About this task. Scan the records below. List lines holding "基于Python的语音识别系统的设计与实现".

Exercise input.
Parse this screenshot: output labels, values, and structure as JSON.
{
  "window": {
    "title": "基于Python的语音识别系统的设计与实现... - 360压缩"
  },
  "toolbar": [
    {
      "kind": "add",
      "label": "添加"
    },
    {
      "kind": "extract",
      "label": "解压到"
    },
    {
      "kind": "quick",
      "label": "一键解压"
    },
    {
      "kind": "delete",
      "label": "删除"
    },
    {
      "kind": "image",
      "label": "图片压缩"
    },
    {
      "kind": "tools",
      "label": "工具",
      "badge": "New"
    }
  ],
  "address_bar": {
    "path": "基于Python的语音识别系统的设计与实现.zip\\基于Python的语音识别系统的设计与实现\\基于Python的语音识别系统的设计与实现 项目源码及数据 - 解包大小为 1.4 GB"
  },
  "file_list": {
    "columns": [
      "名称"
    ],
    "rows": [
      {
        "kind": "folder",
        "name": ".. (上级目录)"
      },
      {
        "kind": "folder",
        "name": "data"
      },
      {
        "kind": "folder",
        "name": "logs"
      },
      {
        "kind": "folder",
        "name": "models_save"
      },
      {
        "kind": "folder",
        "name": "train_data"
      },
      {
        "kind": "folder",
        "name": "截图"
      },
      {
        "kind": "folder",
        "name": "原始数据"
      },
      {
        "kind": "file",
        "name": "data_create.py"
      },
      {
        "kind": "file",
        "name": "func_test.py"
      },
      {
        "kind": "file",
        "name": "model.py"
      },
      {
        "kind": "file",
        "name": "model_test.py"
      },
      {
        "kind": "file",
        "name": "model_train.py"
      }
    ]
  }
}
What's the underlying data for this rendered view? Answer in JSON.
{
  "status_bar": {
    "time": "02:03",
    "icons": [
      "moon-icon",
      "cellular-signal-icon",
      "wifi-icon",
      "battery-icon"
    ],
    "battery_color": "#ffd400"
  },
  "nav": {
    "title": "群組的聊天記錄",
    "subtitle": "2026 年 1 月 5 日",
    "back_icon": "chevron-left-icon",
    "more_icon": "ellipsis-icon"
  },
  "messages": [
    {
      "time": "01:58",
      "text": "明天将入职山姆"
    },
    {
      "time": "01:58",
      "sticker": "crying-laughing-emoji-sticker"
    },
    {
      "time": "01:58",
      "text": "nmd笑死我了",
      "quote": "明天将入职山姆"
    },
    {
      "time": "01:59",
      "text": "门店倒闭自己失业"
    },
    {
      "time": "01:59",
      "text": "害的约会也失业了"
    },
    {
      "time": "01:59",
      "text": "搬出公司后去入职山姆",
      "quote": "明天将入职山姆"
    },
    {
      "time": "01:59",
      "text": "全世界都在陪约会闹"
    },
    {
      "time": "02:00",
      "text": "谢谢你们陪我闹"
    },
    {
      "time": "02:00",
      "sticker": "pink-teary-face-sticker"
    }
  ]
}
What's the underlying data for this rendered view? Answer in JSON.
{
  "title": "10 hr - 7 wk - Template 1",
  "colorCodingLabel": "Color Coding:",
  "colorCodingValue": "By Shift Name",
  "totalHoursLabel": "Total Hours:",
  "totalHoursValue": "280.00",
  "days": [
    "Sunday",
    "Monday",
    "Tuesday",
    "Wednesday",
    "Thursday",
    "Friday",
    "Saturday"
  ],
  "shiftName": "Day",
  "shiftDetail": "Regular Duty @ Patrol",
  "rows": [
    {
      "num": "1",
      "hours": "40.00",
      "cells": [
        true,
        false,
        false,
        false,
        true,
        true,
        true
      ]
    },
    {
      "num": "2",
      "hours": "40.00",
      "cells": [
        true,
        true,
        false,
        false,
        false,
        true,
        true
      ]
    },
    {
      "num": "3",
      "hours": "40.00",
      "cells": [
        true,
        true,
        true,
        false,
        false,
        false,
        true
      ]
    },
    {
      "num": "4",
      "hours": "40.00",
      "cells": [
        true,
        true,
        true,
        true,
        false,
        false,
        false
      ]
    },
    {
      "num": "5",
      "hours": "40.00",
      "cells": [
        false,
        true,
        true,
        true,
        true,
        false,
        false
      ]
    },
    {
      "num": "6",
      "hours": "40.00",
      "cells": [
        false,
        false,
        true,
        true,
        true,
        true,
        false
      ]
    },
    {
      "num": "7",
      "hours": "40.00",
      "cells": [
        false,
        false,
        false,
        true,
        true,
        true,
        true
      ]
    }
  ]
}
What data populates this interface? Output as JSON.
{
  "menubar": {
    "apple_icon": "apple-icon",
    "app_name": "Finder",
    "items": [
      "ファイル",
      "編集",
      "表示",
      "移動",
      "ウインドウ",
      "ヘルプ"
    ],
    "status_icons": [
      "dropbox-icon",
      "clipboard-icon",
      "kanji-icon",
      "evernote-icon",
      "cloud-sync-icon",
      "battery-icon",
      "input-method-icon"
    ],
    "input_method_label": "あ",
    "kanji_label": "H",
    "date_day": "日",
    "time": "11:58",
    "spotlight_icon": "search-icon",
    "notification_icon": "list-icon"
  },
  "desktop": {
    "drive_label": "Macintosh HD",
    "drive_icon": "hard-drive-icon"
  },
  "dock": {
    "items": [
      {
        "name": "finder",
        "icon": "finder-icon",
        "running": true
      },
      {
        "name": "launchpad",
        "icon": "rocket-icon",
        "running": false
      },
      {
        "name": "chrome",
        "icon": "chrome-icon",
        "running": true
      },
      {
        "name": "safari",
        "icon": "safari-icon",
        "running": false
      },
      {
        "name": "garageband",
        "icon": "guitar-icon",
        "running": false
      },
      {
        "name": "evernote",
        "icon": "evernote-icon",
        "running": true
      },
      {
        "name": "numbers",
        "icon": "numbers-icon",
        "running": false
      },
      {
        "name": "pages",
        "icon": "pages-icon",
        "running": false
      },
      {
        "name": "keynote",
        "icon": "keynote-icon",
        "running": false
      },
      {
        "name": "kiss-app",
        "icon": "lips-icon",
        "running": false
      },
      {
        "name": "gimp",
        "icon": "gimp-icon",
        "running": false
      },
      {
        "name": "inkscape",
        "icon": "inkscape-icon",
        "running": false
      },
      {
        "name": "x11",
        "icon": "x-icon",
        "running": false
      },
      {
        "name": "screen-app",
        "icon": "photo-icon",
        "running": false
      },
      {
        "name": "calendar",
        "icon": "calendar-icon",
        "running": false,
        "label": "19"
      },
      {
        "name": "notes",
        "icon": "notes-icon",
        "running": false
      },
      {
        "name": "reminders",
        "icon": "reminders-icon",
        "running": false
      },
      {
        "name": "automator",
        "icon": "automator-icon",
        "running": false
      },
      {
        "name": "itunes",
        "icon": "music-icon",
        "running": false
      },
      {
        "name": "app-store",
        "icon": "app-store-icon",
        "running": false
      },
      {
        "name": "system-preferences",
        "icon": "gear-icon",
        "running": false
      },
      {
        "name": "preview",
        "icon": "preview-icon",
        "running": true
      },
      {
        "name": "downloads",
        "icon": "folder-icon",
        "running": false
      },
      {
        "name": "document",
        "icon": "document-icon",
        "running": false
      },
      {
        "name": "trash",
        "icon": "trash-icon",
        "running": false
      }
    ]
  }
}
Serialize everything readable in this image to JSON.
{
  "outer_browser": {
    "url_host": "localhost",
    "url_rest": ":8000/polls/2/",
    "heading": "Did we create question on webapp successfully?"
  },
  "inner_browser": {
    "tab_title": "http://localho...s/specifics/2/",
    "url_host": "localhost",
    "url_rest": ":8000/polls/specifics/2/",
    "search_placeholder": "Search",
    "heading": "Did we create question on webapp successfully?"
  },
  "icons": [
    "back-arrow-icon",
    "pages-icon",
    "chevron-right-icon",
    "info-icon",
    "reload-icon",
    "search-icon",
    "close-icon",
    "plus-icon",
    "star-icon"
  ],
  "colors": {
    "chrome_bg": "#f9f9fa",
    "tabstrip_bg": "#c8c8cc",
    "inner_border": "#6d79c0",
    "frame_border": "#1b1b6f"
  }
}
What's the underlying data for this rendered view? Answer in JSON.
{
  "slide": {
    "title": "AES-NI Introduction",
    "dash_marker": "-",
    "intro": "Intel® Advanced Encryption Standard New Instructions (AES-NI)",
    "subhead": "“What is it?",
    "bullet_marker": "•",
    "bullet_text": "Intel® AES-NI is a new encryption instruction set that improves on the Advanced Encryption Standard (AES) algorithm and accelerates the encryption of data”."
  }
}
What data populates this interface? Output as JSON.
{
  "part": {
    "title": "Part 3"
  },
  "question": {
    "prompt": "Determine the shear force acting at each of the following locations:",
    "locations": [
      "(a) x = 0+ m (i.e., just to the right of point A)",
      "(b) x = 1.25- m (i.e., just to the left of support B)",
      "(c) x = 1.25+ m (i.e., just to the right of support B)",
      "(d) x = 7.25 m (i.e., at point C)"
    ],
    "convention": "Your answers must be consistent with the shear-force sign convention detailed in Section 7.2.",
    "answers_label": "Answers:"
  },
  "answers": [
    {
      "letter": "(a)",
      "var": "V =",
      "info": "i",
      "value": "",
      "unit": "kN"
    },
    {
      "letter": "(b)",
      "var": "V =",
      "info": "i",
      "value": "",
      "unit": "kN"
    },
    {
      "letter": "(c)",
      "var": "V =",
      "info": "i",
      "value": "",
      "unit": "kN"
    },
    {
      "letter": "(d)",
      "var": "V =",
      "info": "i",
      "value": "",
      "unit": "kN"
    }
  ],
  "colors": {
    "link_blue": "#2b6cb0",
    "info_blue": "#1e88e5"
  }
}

Written answer.
    "title": "基于Python的语音识别系统的设计与实现... - 360压缩"
    "path": "基于Python的语音识别系统的设计与实现.zip\\基于Python的语音识别系统的设计与实现\\基于Python的语音识别系统的设计与实现 项目源码及数据 - 解包大小为 1.4 GB"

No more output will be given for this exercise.